    See also Forbes, “Billionaire Harold Hamm’s New Play“: “Oklahoma billionaire Harold Hamm is rushing back into the North Dakota Bakken with an ambitious new drilling program after pulling back from the oil shale just a year ago.”

    Where There Are Jobs for the Taking…And Where There Are Not

    By | Economy, Energy, Taxation | No Comments

    From Marketplace, the public radio business show, a report, “Need a job? North Dakota is calling“:

    DAN BOBKOFF: Here in Ohio, the recession has only added to the woes of foreclosures and plant closings. It can be a little depressing.

    So when I called up Shane Goettle, who heads the North Dakota Department of Commerce, it was a bit like stepping into bizarro world.

    SHANE GOETTLE: Overall our unemployment rate is 4.2 for June. We’ve had real good strength in energy, agriculture. Tourism has actually been good for us.

    And then, there’s this:

    GOETTLE: We have thousands of jobs available in the state.
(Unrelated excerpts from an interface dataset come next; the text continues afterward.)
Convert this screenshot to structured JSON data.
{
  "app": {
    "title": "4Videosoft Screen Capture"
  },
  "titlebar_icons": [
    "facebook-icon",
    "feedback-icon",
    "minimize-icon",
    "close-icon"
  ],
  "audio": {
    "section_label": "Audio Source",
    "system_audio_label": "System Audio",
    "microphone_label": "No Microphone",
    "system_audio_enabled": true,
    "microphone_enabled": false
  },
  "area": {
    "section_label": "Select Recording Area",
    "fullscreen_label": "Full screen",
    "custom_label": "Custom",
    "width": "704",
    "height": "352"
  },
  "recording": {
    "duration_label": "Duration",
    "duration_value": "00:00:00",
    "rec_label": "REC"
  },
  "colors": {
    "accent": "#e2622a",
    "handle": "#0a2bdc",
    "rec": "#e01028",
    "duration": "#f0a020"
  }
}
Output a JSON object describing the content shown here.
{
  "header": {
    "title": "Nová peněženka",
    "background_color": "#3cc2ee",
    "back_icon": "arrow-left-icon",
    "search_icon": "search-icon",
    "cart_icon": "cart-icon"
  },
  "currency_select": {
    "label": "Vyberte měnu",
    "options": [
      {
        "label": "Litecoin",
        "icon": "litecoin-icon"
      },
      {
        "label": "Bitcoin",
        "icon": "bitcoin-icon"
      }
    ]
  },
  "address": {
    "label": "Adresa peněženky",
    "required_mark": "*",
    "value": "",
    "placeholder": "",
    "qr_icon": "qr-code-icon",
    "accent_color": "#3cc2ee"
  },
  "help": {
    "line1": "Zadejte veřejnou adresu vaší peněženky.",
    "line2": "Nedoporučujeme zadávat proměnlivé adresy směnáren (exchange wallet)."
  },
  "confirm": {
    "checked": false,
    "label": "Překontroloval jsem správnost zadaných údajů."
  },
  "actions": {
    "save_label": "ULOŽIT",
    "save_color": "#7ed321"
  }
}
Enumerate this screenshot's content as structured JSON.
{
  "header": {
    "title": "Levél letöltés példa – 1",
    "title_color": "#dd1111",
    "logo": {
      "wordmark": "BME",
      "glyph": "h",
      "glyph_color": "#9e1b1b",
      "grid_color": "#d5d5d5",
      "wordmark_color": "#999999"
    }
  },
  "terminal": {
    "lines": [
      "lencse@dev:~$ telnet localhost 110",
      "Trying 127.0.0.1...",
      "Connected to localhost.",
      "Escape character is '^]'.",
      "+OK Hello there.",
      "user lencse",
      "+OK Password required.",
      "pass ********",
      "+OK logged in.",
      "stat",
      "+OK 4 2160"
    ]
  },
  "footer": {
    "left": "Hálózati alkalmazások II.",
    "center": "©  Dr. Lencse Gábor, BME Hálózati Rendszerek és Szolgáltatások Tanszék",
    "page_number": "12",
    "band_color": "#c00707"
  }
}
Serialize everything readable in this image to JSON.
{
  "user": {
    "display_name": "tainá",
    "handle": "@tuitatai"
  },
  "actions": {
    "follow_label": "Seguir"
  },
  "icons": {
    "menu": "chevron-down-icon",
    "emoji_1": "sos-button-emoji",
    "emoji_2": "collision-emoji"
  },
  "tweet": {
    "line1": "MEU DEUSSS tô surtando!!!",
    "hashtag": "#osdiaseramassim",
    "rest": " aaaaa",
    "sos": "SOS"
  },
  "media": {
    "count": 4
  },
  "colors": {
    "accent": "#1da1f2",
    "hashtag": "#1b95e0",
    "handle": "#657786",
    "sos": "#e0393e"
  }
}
As of July 1, there are about 9,000 openings.

    Good story in that it doesn’t engage in the usual belittling of the state, albeit mentioning the cold winters. (And in that it quotes our friend, Shane.)

    The report also correctly attributes much of North Dakota’s good fortune to the high prices of energy and agriculture commodities, which topped out in 2008. (The wheat market is bearish.) But North Dakota — and the rest of the country — would not have been in position to take advantage of the soaring oil prices if it hadn’t been for technological advances in the area of seismic exploration, horizontal drilling and hydrofracturing — making the Bakken Formation — profitable to develop. So thanks oil industry!

    Speaking of Bizzaro worlds, here’s Michael Barone’s column in The Washington Examiner, “Michigan Madness.”

    Ordinarily a pretty savvy political operator, [Democratic Party Chairman Mark Brewer] is now suggesting five ballot propositions for the 2010 ballot. Their aim apparently is to improve the lot of Michigan citizens. But the result, as anyone with an iota of sense can see, would be to inflict horrifying damage on an already staggering state economy. They include:

    • Mandating all employers to provide affordable health care for all their employees and dependents or pay a penalty.
    • Raising the minimum wage from $7.40 per hour to $10 per hour and covering all workers with no exceptions.
    • Increasing unemployment benefits by $100 a week, making all workers eligible and adding six months to the time one can receive benefits.
    • Cutting utility rates by 20%.
    • Imposing a one-year moratorium on home foreclosures.

    Why not raise the minimum wage to $100 an hour, Barone asks?

    (Hat tip, Instapundit, who also links to The Hill’s story on the NAM/ACCF study about Waxman-Markey.)